There’s a flood-stage ice jam of legislation forming in the Senate. This morning I watched one committee chair working with his staffer to find time to accommodate long and growing lists of potential witnesses. Can we assemble early some days? Can we schedule Monday meetings, an unusual and undesirable step, especially for lawmakers from distant parts of the state? The thought in my mind was, how can they possibly get all this done?

Breaking that jam and moving major bills will depend on the Senate running uncharacteristically smoothly, with unusually effective leadership (cough*John Campbell*cough) and widespread voluntary ego-suppression in Vermont’s Most Self-Important Deliberative Body.

The health care bill, if it gets to the Senate in some form, will take its place in line behind the other Big Bills. Most importantly, it will be the last of the big revenue bills to hit the Senate, and who knows how much appetite they have for tax increases. There’s a significant cohort of moderate-to-conservative Senate Democrats that can diminish or kill any tax measures, and they may be out for blood after pretty much having to approve new money for Lake Champlain and to fill part of the budget gap.

From what I’ve heard, the Senate’s outlook is even more of a mystery this year than usual, and that’s saying something. Big picture, the odds appear to be against any meaningful health care reform getting through the legislature this year.

Which would be a bad thing in three important ways:

— The bill would reduce the sinfully large Medicaid gap. The Shumlin plan would substantially reduce it; the House Health Care plan would make a series dent, at least for primary care providers.

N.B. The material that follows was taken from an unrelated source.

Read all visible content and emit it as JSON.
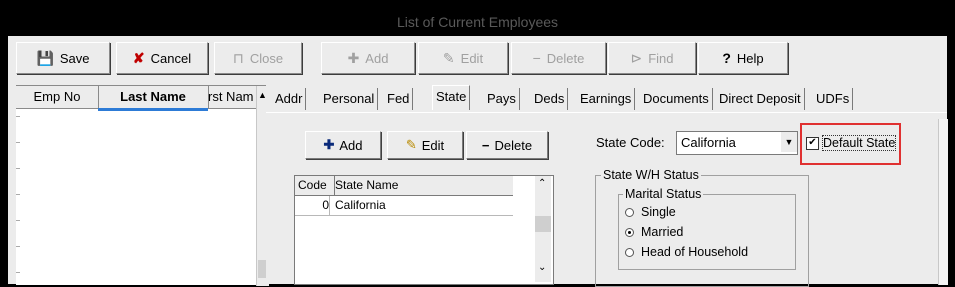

— The bill, in either form, includes more money for proven cost-saving strategies in Blueprint for Health and the Green Mountain Care Board. Continuing to bend the cost curve is crucial to the long-term success of the reform project.

— And third, for those who insist on the humanitarian angle, is that either bill would ease access for thousands of working poor Vermonters.

Lawmakers and legislative leadership know all this. If they didn’t, the bill wouldn’t have gotten as far as it has in a difficult year. Improving health care is a serious priority — but so are a lot of other things. It’d be a shame if health care fell victim to the legislature’s time crunch, but it wouldn’t exactly be a surprise.